  • Claire mentions the queerness of Washington, D.C. The best source on this is James Kirchick, Secret City: The Hidden History of Gay Washington (Henry Holt and Co., 2022). Neil also points us to the recent Showtime mini-series, Fellow Travelers. (Claire likes the novel by Thomas Mallon that the series is based on better.)
  • Neil mentions closeted Republican gay activist and Reagan-era insider Terry Dolan, who ultimately died of complications from AIDS in 1987. You can read more about him here.
  • Claire and Neil discuss the 1978 Briggs Initiative, which proposed to ban speech about homosexuality and LGBT people from the classroom in California: voters defeated it in 1978. Neil notes that this is a critical moment for the founding of Log Cabin Republicans.
  • Claire also asks Neil about the importance of Leonard Matlovitch, a conservative and decorated Vietnam veteran, and his lawsuit against the Air Force for discharging him when he came out as gay. You can learn more about Matlovitch at Making Gay History.
  • Claire and Neil discuss Andrew Sullivan’s article on gay marriage in The New Republic, “Here Comes The Groom: A (conservative) case for gay marriage” (August 28, 1989), and his critical role in moving liberals to support this issue.
  • The book about the history of queer parenting that Claire mentions is Daniel Winunwe Rivers, Radical Relations: Lesbian Mothers, Gay Fathers, and Their Children in the United States Since World War II (University of North Carolina Press, 2013).

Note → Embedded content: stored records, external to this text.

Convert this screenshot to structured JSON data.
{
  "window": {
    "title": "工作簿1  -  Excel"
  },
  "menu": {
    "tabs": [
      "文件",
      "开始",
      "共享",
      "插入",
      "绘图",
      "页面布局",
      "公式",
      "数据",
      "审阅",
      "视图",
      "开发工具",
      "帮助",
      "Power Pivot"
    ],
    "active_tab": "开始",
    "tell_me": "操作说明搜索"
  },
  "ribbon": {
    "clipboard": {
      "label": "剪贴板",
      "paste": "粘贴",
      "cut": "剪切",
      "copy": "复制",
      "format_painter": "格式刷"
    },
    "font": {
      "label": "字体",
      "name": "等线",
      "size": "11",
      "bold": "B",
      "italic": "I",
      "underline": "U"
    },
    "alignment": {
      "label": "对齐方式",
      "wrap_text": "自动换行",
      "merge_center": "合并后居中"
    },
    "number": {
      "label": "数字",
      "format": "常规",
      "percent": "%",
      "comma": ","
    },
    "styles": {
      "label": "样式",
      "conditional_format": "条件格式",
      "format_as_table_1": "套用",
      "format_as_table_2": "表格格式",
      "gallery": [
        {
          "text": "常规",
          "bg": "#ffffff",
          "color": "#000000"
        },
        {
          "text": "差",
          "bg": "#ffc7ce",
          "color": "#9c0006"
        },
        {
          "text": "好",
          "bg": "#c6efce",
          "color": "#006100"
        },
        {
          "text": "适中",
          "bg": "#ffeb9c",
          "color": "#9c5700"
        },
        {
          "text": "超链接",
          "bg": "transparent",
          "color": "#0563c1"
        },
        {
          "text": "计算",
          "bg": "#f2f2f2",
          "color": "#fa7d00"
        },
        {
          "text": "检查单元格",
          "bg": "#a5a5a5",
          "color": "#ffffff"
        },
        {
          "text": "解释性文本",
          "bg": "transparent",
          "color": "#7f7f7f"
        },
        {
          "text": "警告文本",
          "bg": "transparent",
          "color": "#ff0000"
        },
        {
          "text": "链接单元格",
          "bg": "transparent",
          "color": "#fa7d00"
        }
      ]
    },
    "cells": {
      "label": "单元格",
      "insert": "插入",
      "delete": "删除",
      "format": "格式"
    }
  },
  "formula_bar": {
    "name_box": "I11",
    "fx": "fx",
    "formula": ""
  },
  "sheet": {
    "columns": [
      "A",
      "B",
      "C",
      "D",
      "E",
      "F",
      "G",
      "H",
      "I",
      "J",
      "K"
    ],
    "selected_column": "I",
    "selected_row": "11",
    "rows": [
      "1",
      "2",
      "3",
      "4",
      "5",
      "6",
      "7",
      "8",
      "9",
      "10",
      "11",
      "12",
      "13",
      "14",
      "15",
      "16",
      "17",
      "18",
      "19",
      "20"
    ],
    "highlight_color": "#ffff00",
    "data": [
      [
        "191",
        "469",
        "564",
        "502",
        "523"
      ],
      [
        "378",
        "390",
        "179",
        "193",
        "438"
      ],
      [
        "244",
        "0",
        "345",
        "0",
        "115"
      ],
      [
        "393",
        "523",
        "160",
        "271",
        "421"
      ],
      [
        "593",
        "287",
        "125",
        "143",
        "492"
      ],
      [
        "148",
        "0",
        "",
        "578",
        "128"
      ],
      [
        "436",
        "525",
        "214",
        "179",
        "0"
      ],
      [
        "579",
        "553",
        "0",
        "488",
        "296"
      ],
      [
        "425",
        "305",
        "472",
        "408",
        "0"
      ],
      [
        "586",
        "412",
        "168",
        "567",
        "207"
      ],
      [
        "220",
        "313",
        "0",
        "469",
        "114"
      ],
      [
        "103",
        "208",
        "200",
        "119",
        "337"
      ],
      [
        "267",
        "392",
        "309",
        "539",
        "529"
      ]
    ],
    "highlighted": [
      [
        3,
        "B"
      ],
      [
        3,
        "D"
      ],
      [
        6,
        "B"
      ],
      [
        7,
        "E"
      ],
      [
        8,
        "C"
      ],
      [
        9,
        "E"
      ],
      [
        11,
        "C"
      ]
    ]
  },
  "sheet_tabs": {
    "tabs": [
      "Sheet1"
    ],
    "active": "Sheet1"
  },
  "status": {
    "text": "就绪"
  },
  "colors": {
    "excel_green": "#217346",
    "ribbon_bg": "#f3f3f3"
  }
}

  • Claire notes the turmoil in the conservative Cheney family over former Representative Liz Cheney (WY-01) repudiating the marriage of her lesbian sister, Mary: you can read more about that here. (Liz Cheney has since admitted she was wrong, and has apologized to her sister.)